One of the biggest transitions in life is to go from worker to retiree, or from saver to spender (call it decumulation or spend downer if you like).
Today I’m addressing an issue faced by those who have managed to save through most or all their working careers and now find it’s time to begin using some of their savings in consumption. After all, those savings, in most cases, are deferred income they put away into retirement accounts.
These quotes might be echoing you your head right now: Habits die hard. A penny saved is a penny earned. Delayed gratification. Save for a rainy day.
Yes, it’s tough to go from saver to spender. But you must decumulate either because you need some of your savings to live on, or the government is forcing you to distribute some of your retirement savings into your checking account or savings account since you’ve reached 70 and a half years of age.
Here are some strategies to help you with this transition:
Develop a monthly spending plan
o Try it out the year before you retire to see how it works
Develop a withdrawal strategy
o Use Buckets to hold cash for short term expenses and withdrawals
o Reduce your exposure to equities, if it exceeds a certain percentage
Plan your healthcare Expenditures
o Take advantage of any options in your employer plan before retirement
o Make sure your doctors will still serve you on Medicare or a Retiree Health Plan
Plan Experiences now that time constraints are no longer a factor like when you were working
o Take more trips
o Join more groups
o Volunteer in an area that excites you
Focus on others whether its grandkids, church members, the homeless or whomever you can benefit
Many of Americans however, have few retirement savings according to reports cited lately in the press. A recent Forbes article reports that the Government Accountability Office announced that half of American aged 55+ had no retirement savings. My thought: It’s hard to live on just a social security check. Let fear be a motivator and get to saving now. But that’s an idea for another post.

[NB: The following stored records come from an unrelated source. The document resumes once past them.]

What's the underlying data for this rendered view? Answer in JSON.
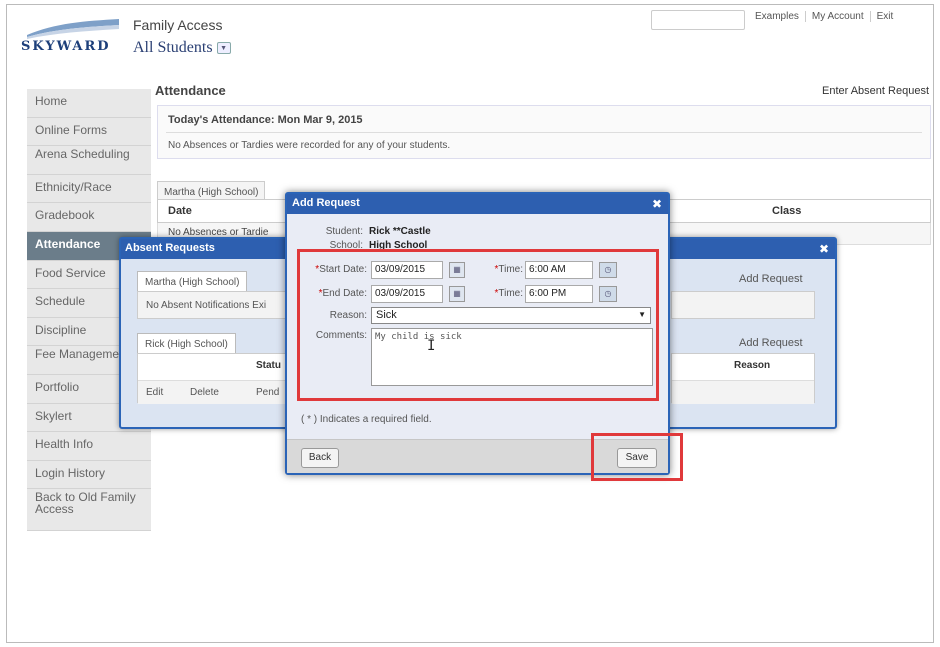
{
  "header": {
    "logo_text": "SKYWARD",
    "app_title": "Family Access",
    "student_select": "All Students",
    "top_links": [
      "Examples",
      "My Account",
      "Exit"
    ]
  },
  "sidebar": {
    "items": [
      {
        "label": "Home"
      },
      {
        "label": "Online Forms"
      },
      {
        "label": "Arena Scheduling"
      },
      {
        "label": "Ethnicity/Race"
      },
      {
        "label": "Gradebook"
      },
      {
        "label": "Attendance"
      },
      {
        "label": "Food Service"
      },
      {
        "label": "Schedule"
      },
      {
        "label": "Discipline"
      },
      {
        "label": "Fee Management"
      },
      {
        "label": "Portfolio"
      },
      {
        "label": "Skylert"
      },
      {
        "label": "Health Info"
      },
      {
        "label": "Login History"
      },
      {
        "label": "Back to Old Family Access"
      }
    ],
    "active_index": 5
  },
  "main": {
    "title": "Attendance",
    "enter_absent_request": "Enter Absent Request",
    "today_title": "Today's Attendance: Mon Mar 9, 2015",
    "today_message": "No Absences or Tardies were recorded for any of your students.",
    "martha_tab": "Martha (High School)",
    "grid_headers": [
      "Date",
      "Class"
    ],
    "grid_row": "No Absences or Tardie"
  },
  "absent_dialog": {
    "title": "Absent Requests",
    "martha_tab": "Martha (High School)",
    "martha_message": "No Absent Notifications Exi",
    "add_request_1": "Add Request",
    "rick_tab": "Rick (High School)",
    "add_request_2": "Add Request",
    "status_header": "Statu",
    "reason_header": "Reason",
    "edit": "Edit",
    "delete": "Delete",
    "status_value": "Pend"
  },
  "add_request": {
    "title": "Add Request",
    "student_label": "Student:",
    "student_value": "Rick **Castle",
    "school_label": "School:",
    "school_value": "High School",
    "start_date_label": "Start Date:",
    "start_date": "03/09/2015",
    "start_time_label": "Time:",
    "start_time": "6:00 AM",
    "end_date_label": "End Date:",
    "end_date": "03/09/2015",
    "end_time_label": "Time:",
    "end_time": "6:00 PM",
    "reason_label": "Reason:",
    "reason": "Sick",
    "comments_label": "Comments:",
    "comments": "My child is sick",
    "required_note": "( * ) Indicates a required field.",
    "back": "Back",
    "save": "Save"
  },
  "colors": {
    "dialog_header": "#2d5fb0",
    "highlight": "#e0393b",
    "sidebar_active": "#6b7d8a"
  }
}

For today, plan on changing your habits and adjusting to a new lifestyle. If you don’t want to call it retirement, call if Financial Freedom. It’s okay to spend. You’ve saved enough and you’ve got your plan.